South African bishops: Current hatred and intolerance is like ‘Nazi Germany’
Catholic bishops from South Africa have demanded action from the government over recent violent attacks on African migrants.
In a strongly worded statement, the bishops compared the “rising tide of hatred and intolerance” to “the rising tide of hatred in Nazi Germany.”
A wave of deadly riots and xenophobic attacks have taken place in several South African cities, including Johannesburg, Pretoria, Malvern, Turffontein and Krugersdorp.
South Africans have attacked foreign nationals from other African countries. At least ten people were killed in the most recent attacks, two of whom are foreign nationals.
The statement, which was written by Archbishop Buti Tlhagale OMI for the South African Catholic Bishops’ Conference, was highly critical of the Government’s response.
“Once again we receive reports of the authorities doing very little to protect the victims.

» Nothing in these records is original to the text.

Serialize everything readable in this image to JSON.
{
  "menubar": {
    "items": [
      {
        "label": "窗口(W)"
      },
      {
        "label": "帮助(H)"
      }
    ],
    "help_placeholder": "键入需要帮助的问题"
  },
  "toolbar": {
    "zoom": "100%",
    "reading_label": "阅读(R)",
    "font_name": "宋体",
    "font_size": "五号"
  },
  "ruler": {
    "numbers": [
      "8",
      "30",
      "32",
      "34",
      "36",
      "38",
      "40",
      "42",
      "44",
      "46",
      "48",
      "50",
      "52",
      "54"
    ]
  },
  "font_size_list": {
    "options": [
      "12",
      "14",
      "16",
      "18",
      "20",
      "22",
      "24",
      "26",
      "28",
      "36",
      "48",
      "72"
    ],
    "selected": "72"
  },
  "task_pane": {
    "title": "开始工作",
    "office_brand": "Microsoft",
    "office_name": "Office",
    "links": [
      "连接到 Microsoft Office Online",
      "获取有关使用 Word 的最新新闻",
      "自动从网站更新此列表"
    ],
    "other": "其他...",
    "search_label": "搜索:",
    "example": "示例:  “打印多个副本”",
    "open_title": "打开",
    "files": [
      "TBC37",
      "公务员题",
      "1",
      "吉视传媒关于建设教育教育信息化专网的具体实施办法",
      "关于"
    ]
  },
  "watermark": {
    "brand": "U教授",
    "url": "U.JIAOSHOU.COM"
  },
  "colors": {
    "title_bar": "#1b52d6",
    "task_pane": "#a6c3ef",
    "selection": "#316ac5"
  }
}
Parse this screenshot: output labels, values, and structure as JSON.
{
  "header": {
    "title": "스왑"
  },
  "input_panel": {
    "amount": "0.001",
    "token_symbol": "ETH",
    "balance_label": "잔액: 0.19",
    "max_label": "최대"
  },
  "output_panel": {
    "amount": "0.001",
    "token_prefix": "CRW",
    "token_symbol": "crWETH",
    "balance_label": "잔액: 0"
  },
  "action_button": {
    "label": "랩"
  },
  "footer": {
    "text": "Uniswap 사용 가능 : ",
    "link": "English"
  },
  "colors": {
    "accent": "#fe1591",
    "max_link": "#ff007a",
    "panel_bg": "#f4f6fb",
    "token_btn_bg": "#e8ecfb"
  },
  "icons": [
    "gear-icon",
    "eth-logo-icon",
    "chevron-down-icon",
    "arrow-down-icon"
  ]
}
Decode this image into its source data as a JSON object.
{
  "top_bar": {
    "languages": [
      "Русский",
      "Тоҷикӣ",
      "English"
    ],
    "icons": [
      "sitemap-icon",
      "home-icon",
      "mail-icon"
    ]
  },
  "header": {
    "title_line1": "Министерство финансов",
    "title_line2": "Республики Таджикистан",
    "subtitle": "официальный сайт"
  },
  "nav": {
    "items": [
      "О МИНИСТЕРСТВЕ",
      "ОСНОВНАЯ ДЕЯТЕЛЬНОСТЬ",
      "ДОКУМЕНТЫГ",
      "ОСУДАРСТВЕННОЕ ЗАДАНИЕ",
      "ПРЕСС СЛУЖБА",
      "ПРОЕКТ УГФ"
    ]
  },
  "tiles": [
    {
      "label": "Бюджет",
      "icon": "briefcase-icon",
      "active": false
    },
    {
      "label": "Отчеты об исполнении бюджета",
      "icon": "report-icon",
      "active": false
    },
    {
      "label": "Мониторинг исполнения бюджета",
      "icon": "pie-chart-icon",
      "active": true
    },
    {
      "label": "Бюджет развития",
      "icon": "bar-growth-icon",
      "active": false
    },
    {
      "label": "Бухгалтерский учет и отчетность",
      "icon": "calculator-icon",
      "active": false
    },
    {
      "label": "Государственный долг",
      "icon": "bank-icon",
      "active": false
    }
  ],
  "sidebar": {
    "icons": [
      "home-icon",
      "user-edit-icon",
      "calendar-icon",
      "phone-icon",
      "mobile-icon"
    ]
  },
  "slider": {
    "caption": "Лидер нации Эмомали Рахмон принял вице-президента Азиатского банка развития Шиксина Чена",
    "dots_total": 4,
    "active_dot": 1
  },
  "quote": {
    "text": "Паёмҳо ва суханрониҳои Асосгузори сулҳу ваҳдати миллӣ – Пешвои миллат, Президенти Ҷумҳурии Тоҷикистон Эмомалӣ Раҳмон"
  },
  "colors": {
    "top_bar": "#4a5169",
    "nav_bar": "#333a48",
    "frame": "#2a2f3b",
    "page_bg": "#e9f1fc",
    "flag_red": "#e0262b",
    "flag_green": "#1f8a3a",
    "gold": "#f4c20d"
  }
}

We received report of police standing by idly in Pretoria while shops were looted and people attacked. Not a single arrest was made on that day,” they said.
South Africa attracts migrants from other parts of Africa because it has one of the continent’s biggest and most developed economies.
However, high unemployment is rife in South Africa, and some South Africans blame foreigners for taking jobs.
Referring to the recent attacks, Lulu Xingwana, South African High Commissioner to Ghana, said: “I won’t call these xenophobic attacks. This is crime and we must deal with both South Africans and foreigners who are criminals.”
The bishops referred to the denial of the South African authorities. ”Once again the authorities resort to the old explanation: that this is not xenophobia, but the work of criminal elements.”
“Let us be absolutely clear – this is not an attempt by concerned South Africans to rid our cities of drug dealers,” they said.
“It is xenophobia, plain and simple. If it was about drugs, why are South African drug dealers not being targeted as well? If it is the work of a few criminal elements, why are South African owned businesses not being looted as well?”
The bishops warned against indifference and apathy in the face of injustice. They also referred to the “direct and uncompromising” Catholic teaching regarding welcoming migrants and strangers.
“God makes it absolutely clear that He has a special concern for refugees, migrants and strangers. Deuteronomy 10:18 says: “He defends the cause of the fatherless and the widow, and loves the foreigner residing among you, giving them food and clothing.” He isn’t just concerned about the foreigners. He loves them,” they said.
The statement ended with a direct appeal for action.
“If we do not take urgent action to stop it, there will be nothing left,” they said.
“I appeal to all people of faith, and all people of good will, to speak out and take action. In the words of St Francis: ‘Make us channels of your peace.’”
Picture: Police patrol the streets after overnight unrest and looting in Johannesburg, South Africa, on 3 September 2019. (CNS photo/Marius Bosch, Reuters)